╔══
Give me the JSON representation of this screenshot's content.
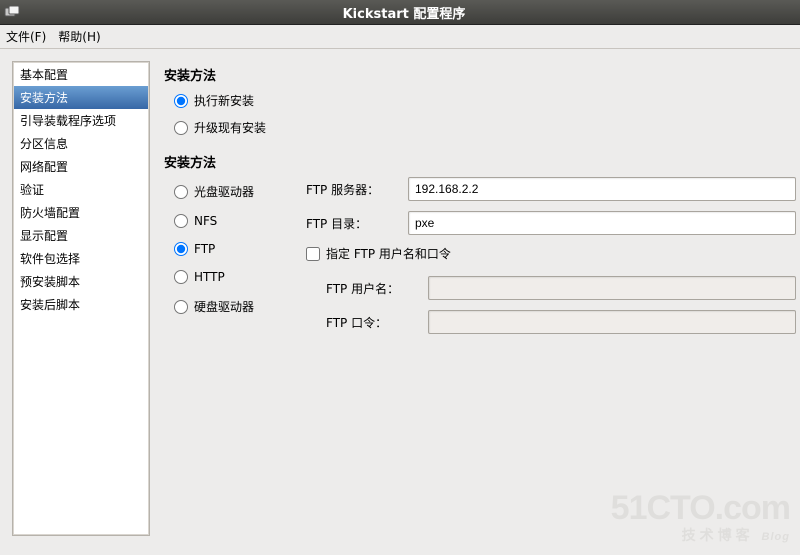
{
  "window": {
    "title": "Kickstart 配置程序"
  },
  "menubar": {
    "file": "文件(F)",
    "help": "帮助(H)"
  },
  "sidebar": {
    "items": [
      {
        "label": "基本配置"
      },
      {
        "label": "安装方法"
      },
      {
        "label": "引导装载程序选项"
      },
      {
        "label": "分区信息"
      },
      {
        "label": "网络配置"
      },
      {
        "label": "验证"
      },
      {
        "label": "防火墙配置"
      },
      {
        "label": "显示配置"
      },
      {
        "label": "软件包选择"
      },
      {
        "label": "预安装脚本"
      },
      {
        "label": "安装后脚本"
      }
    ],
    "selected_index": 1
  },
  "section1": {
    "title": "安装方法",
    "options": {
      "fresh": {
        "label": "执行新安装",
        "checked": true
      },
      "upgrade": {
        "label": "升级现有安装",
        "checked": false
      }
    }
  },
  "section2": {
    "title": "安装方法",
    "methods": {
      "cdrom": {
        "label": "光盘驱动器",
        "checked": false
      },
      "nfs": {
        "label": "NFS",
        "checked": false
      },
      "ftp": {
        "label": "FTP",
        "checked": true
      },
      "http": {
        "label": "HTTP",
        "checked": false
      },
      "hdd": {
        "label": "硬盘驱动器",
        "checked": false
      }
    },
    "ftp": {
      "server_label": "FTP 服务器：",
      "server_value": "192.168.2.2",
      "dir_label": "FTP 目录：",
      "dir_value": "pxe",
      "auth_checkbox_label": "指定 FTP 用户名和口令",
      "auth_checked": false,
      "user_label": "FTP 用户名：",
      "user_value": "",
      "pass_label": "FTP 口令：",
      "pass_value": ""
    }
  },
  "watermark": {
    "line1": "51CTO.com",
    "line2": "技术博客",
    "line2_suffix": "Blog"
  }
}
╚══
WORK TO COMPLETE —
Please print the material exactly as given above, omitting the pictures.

REPLY —
Give me the JSON representation of this screenshot's content.
{
  "window": {
    "title": "Kickstart 配置程序"
  },
  "menubar": {
    "file": "文件(F)",
    "help": "帮助(H)"
  },
  "sidebar": {
    "items": [
      {
        "label": "基本配置"
      },
      {
        "label": "安装方法"
      },
      {
        "label": "引导装载程序选项"
      },
      {
        "label": "分区信息"
      },
      {
        "label": "网络配置"
      },
      {
        "label": "验证"
      },
      {
        "label": "防火墙配置"
      },
      {
        "label": "显示配置"
      },
      {
        "label": "软件包选择"
      },
      {
        "label": "预安装脚本"
      },
      {
        "label": "安装后脚本"
      }
    ],
    "selected_index": 1
  },
  "section1": {
    "title": "安装方法",
    "options": {
      "fresh": {
        "label": "执行新安装",
        "checked": true
      },
      "upgrade": {
        "label": "升级现有安装",
        "checked": false
      }
    }
  },
  "section2": {
    "title": "安装方法",
    "methods": {
      "cdrom": {
        "label": "光盘驱动器",
        "checked": false
      },
      "nfs": {
        "label": "NFS",
        "checked": false
      },
      "ftp": {
        "label": "FTP",
        "checked": true
      },
      "http": {
        "label": "HTTP",
        "checked": false
      },
      "hdd": {
        "label": "硬盘驱动器",
        "checked": false
      }
    },
    "ftp": {
      "server_label": "FTP 服务器：",
      "server_value": "192.168.2.2",
      "dir_label": "FTP 目录：",
      "dir_value": "pxe",
      "auth_checkbox_label": "指定 FTP 用户名和口令",
      "auth_checked": false,
      "user_label": "FTP 用户名：",
      "user_value": "",
      "pass_label": "FTP 口令：",
      "pass_value": ""
    }
  },
  "watermark": {
    "line1": "51CTO.com",
    "line2": "技术博客",
    "line2_suffix": "Blog"
  }
}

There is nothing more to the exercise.